• **Goal of the exercise**: Copy each line of the records below that has "JSON" in it.

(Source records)
——

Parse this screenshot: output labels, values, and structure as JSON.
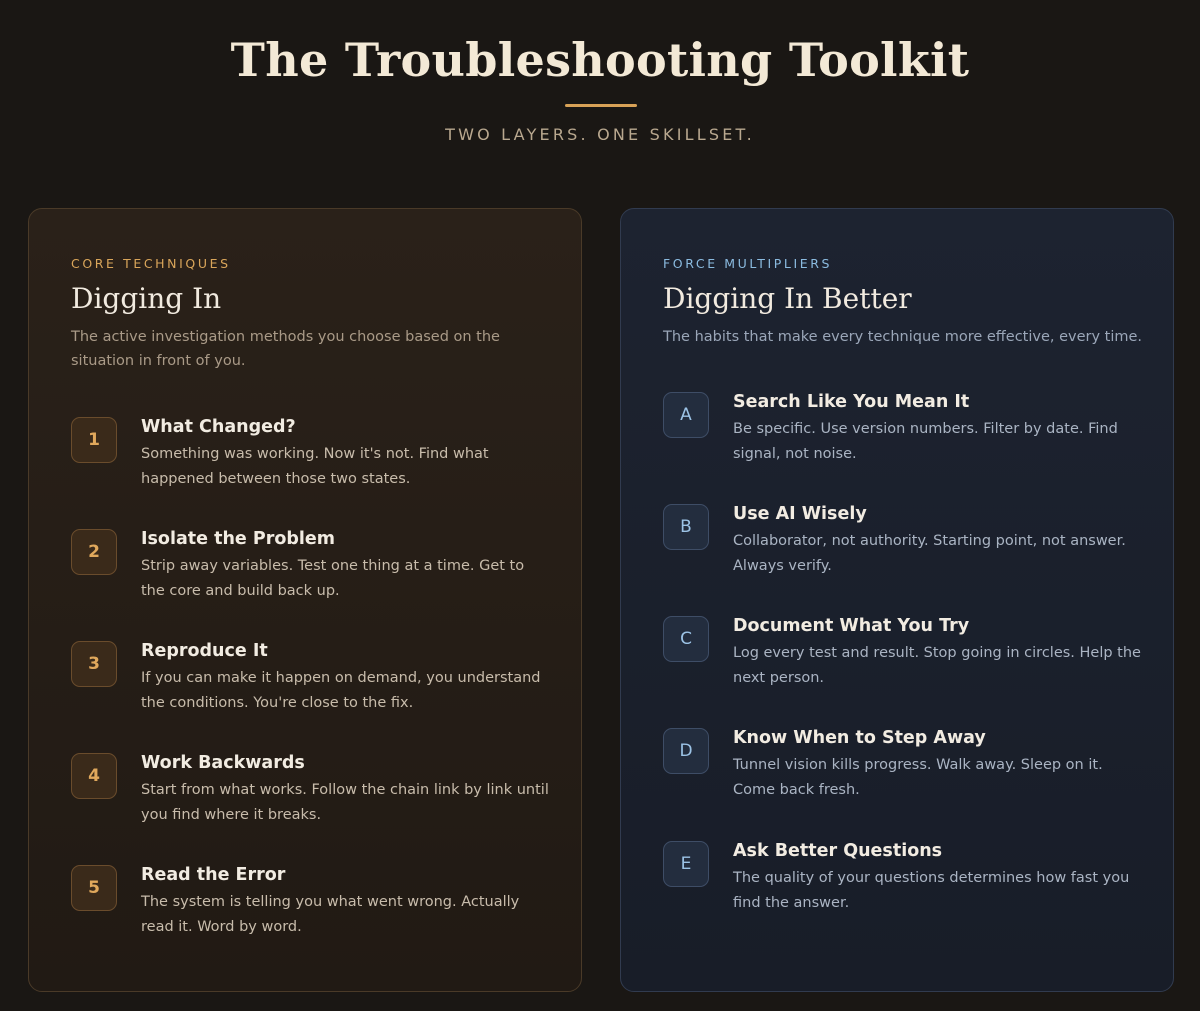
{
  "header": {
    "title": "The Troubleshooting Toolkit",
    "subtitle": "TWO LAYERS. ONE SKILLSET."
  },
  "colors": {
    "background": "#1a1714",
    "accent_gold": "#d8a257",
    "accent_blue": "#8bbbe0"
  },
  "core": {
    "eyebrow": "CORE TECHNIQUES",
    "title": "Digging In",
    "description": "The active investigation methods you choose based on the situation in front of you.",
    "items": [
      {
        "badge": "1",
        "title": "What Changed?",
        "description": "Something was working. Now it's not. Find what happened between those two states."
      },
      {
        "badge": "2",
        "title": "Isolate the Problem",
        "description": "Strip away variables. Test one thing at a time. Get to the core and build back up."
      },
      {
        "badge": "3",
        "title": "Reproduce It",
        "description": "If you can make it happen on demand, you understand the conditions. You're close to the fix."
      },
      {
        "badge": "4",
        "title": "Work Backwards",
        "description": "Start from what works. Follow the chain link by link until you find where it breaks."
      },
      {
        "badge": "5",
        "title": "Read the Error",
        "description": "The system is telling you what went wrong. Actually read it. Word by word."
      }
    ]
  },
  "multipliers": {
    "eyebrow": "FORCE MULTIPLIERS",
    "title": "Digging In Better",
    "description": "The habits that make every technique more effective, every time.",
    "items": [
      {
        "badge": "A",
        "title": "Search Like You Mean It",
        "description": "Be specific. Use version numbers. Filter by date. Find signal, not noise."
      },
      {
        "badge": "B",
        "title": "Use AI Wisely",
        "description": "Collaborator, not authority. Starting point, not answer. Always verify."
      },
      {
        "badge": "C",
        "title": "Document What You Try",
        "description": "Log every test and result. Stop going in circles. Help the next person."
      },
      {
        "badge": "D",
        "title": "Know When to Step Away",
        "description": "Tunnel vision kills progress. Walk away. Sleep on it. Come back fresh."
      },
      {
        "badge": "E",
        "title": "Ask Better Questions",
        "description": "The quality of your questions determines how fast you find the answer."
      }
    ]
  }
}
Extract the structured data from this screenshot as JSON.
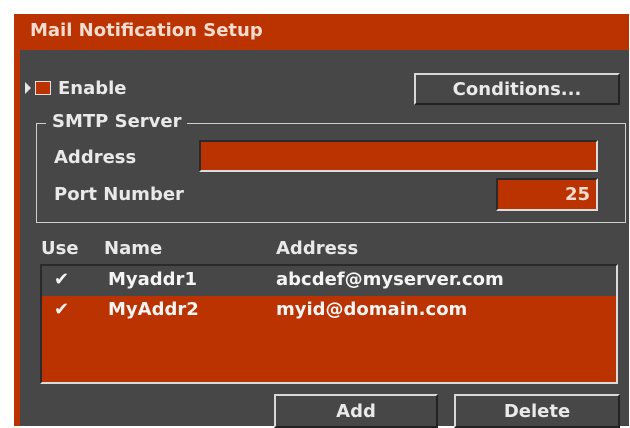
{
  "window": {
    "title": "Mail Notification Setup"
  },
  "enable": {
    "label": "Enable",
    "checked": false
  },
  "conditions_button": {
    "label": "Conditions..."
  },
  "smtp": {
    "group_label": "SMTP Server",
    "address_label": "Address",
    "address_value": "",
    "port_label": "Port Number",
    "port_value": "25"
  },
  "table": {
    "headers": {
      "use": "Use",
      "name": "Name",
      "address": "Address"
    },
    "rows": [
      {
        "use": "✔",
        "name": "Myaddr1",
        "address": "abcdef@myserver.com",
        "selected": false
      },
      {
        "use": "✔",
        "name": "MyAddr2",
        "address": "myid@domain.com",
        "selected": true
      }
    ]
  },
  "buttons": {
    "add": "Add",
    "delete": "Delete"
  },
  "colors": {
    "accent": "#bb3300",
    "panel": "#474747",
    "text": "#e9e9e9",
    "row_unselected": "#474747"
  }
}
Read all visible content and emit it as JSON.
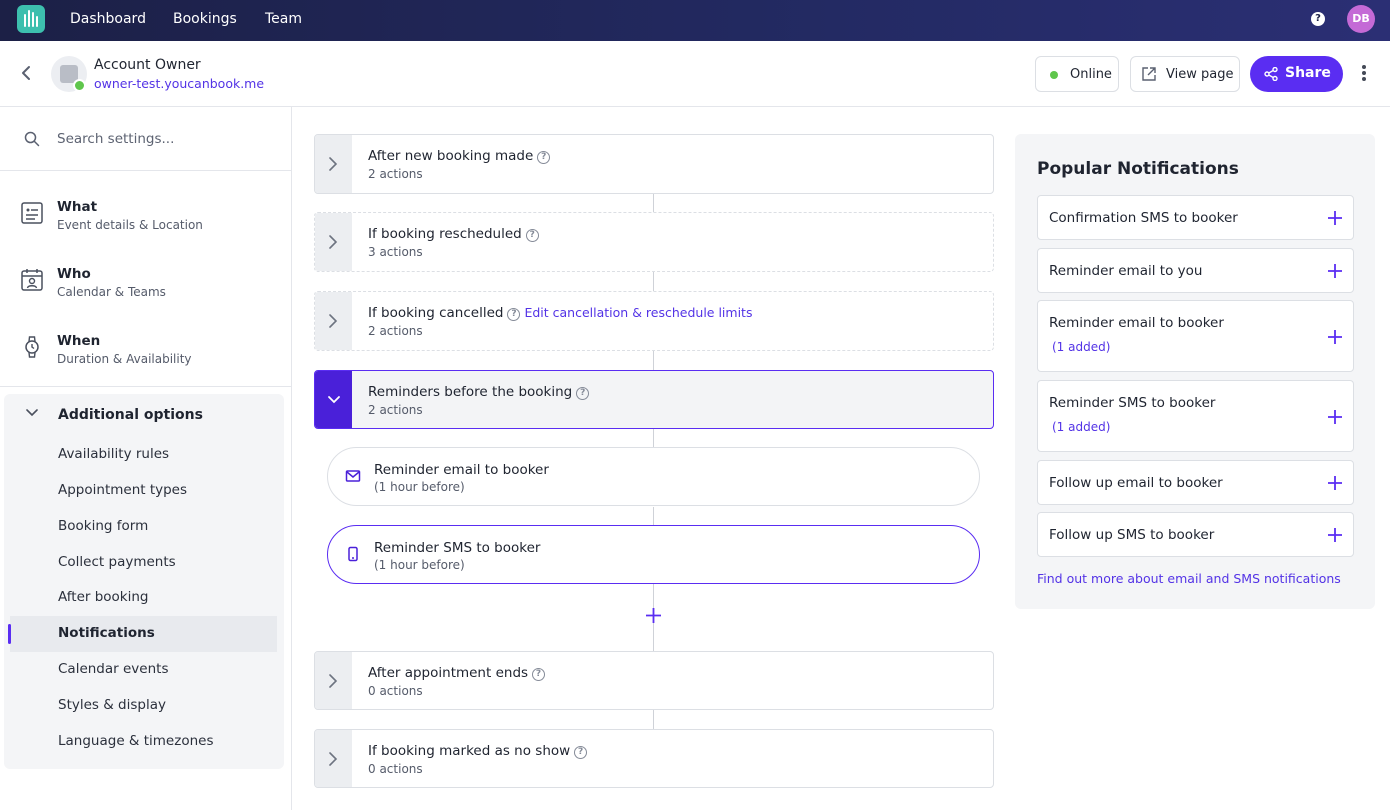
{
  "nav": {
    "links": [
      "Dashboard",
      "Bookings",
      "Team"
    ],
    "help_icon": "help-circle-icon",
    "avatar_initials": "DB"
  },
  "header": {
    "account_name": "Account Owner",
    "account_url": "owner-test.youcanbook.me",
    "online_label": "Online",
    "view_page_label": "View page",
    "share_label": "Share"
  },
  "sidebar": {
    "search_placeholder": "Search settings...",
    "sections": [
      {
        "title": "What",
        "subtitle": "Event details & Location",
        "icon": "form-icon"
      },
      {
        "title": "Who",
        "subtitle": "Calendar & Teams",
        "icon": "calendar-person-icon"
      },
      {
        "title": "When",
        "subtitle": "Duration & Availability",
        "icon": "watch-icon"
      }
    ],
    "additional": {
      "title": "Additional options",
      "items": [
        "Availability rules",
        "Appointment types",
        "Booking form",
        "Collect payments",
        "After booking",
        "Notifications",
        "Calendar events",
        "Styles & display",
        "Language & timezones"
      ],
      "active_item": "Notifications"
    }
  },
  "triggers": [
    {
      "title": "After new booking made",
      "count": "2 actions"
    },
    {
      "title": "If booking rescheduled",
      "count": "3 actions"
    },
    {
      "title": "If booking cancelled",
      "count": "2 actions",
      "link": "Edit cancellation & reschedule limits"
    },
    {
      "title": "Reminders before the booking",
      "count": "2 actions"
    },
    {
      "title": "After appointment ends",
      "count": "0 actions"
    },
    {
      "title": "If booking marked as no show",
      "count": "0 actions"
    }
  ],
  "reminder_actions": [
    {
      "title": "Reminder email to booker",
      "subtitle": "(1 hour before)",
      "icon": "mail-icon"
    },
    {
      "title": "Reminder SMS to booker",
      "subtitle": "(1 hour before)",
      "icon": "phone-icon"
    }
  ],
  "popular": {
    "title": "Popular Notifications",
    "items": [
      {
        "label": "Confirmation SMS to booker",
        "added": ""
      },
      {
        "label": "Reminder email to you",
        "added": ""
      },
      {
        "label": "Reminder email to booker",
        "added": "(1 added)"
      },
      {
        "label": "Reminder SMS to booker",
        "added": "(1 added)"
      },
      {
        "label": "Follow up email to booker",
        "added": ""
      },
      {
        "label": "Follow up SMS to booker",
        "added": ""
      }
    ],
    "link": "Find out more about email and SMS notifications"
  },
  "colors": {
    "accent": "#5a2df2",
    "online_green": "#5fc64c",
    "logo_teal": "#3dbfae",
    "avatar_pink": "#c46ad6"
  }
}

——

• **Task answer**:
Parse this screenshot: output labels, values, and structure as JSON.
Extract the structured data from this screenshot as JSON.
Read all visible content and emit it as JSON.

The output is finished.